Popcorn is one of our favorite snacks at the house – and there is nothing better than popping your own home-grown stash! Popcorn is actually incredibly healthy for you. No, we’re not talking about the kind coated in fake butter, salt – and popped in bags in a microwave.
What we love to eat is pure all-natural popcorn – which we pop in a stove-top wok (with a lid of course 🙂 ), with just a simple tablespoon of extra virgin olive oil. You could also just as easily pop in an air popper if you have one – but either way – you end up with a great snack that is high in fiber and low in calories. The taste of true home grown popcorn can’t be beat!
There are so many varieties of popcorn to choose from – but all in all – growing any of them is much like growing your own sweet corn – with the exception they stay on the stalk a little longer to mature into hard popping kernels.

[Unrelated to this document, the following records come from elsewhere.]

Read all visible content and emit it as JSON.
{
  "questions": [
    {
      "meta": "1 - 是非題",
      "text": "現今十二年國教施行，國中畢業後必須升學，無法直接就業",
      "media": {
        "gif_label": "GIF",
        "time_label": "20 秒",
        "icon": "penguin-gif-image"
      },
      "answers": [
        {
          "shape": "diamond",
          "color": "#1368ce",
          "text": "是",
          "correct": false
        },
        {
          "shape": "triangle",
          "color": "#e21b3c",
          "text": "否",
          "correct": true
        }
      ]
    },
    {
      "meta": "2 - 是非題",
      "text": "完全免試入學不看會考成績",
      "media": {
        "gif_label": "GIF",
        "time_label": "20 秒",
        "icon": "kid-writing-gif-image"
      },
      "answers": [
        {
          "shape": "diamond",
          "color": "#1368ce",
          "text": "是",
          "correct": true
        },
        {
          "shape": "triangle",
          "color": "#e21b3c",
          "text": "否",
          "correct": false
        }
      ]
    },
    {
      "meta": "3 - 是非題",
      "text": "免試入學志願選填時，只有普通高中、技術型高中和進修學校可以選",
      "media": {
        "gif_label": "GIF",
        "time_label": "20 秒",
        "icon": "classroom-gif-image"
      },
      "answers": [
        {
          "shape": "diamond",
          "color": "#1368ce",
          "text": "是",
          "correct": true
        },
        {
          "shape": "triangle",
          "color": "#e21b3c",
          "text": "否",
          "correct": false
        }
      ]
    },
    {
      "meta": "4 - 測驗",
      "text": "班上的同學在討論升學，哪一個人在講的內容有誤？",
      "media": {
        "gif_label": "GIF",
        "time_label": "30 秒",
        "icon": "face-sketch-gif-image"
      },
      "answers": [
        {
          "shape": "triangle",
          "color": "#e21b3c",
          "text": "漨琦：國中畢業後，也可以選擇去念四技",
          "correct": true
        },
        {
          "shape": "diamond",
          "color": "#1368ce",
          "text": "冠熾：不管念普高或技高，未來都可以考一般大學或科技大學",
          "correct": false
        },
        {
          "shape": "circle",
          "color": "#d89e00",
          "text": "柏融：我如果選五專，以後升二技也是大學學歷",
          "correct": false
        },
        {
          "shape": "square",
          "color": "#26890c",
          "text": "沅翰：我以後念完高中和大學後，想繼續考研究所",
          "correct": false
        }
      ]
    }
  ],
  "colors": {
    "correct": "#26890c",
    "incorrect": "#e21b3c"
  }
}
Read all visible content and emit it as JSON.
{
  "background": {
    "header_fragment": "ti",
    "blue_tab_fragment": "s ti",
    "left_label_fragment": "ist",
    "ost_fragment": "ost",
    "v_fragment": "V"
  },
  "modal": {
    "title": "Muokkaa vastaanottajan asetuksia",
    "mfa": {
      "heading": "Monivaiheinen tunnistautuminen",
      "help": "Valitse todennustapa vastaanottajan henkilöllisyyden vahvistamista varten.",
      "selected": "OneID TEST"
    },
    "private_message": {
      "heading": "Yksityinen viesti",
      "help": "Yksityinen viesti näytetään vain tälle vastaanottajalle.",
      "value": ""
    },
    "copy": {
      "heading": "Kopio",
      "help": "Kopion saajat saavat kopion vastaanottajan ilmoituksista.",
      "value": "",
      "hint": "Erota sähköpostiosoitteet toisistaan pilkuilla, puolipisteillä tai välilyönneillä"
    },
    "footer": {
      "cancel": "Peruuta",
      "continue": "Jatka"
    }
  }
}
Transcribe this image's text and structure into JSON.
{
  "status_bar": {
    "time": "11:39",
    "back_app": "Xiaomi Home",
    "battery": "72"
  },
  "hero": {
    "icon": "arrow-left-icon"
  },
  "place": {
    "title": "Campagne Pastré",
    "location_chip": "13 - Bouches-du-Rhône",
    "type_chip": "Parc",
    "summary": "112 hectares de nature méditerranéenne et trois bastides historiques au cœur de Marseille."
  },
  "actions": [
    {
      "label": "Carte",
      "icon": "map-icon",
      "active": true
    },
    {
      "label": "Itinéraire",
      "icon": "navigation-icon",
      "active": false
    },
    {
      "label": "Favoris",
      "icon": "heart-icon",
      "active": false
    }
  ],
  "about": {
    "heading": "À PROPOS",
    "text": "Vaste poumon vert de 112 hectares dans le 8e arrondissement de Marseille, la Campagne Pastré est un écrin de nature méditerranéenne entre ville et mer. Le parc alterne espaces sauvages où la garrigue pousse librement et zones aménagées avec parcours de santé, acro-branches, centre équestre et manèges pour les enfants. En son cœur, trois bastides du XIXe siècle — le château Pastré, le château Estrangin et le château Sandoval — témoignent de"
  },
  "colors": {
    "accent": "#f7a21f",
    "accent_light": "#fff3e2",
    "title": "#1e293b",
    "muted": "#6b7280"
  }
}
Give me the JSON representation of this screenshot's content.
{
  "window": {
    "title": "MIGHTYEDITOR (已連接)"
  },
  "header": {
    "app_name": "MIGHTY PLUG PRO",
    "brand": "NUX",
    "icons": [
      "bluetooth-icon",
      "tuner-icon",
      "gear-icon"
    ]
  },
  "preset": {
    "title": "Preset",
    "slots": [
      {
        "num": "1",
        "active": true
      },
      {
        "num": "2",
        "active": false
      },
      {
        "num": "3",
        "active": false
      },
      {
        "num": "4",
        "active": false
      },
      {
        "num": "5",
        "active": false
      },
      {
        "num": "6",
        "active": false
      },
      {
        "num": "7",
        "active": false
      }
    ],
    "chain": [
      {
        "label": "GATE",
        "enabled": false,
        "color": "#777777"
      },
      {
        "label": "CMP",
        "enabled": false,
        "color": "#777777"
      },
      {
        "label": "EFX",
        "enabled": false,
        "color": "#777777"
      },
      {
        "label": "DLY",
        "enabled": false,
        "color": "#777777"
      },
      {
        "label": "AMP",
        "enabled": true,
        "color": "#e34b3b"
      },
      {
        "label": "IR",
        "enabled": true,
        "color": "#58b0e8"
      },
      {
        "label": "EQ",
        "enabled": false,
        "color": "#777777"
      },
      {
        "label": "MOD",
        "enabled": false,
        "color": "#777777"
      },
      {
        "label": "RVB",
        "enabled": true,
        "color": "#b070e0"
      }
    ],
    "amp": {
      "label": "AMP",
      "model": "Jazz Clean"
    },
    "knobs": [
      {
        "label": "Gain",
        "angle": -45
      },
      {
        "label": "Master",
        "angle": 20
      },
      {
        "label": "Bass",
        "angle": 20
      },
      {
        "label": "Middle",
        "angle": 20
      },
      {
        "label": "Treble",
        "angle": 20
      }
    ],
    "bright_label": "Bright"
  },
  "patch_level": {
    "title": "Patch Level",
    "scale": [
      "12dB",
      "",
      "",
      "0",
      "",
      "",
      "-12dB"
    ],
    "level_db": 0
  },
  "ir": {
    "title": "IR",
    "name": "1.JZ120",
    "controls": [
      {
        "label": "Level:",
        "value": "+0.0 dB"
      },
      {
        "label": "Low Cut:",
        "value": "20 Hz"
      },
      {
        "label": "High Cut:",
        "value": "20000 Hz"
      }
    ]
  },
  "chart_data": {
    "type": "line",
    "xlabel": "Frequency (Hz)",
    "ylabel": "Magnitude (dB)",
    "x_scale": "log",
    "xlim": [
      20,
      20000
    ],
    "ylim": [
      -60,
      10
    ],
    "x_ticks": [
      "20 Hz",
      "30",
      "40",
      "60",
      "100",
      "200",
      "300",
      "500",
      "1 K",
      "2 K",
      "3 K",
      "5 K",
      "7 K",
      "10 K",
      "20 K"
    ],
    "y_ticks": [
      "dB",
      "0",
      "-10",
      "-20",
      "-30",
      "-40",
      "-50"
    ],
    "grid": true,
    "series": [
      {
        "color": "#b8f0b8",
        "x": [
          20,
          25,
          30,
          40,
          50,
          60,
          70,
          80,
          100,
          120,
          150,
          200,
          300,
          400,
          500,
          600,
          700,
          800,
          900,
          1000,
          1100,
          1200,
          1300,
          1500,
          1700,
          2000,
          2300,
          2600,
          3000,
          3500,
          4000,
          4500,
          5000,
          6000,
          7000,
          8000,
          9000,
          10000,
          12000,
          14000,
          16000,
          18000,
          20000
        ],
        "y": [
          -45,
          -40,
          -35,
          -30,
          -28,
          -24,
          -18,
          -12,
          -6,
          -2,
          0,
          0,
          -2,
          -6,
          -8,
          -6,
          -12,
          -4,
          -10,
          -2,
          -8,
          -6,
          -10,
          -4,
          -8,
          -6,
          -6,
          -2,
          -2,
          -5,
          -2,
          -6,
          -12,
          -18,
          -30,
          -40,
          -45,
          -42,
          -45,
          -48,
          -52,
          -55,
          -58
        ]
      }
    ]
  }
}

We grow an heirloom variety called Strawberry popcorn – which produces anywhere from 2 to 4 miniature 3 to 5″ cobs with bright strawberry red kernels on each stalk. The stalks of Strawberry corn are on the smaller size as well – growing anywhere from 3 to 5′ tall to maturity. That size works well for us – as we actually plant our popcorn seed by tucking it into one of our landscape beds that are filled with ornamental grasses and peppers. It blends in well with the tall grasses and adds a litle extra dimension and beauty to the bed space. It has become one of our favorite things to do in all of our flower beds around the farm – interspersing the beauty of annual and perennial flowers with peppers and other food crops that can also feed us.
In addition – the strawberry corn can be used for fall decorations, and then shelled afterwards for use – making it a great dual use plant!
You start by sowing seed in mid to late spring, allowing the stalks and subsequent ears that develop to become plump and mature. We leave our ears on until early to mid September, or until the stalks and leaves begin to fade and turn brown. (For us, it should be early September, but with our wet and cooler summer this year – we just now picked our ears).
After picking – we let our ears dry out for a few weeks in the barn by hanging up or placing on an old screen to cure. As soon as the kernels become dry and hard and fall of the cob with a little push of your fingers – they are ready to pop!
You can store the corn in mason jars or any sealed container – and they will keep long enough on the shelf until your next batch of popcorn is ready the following fall!
Happy Gardening! – Jim and Mary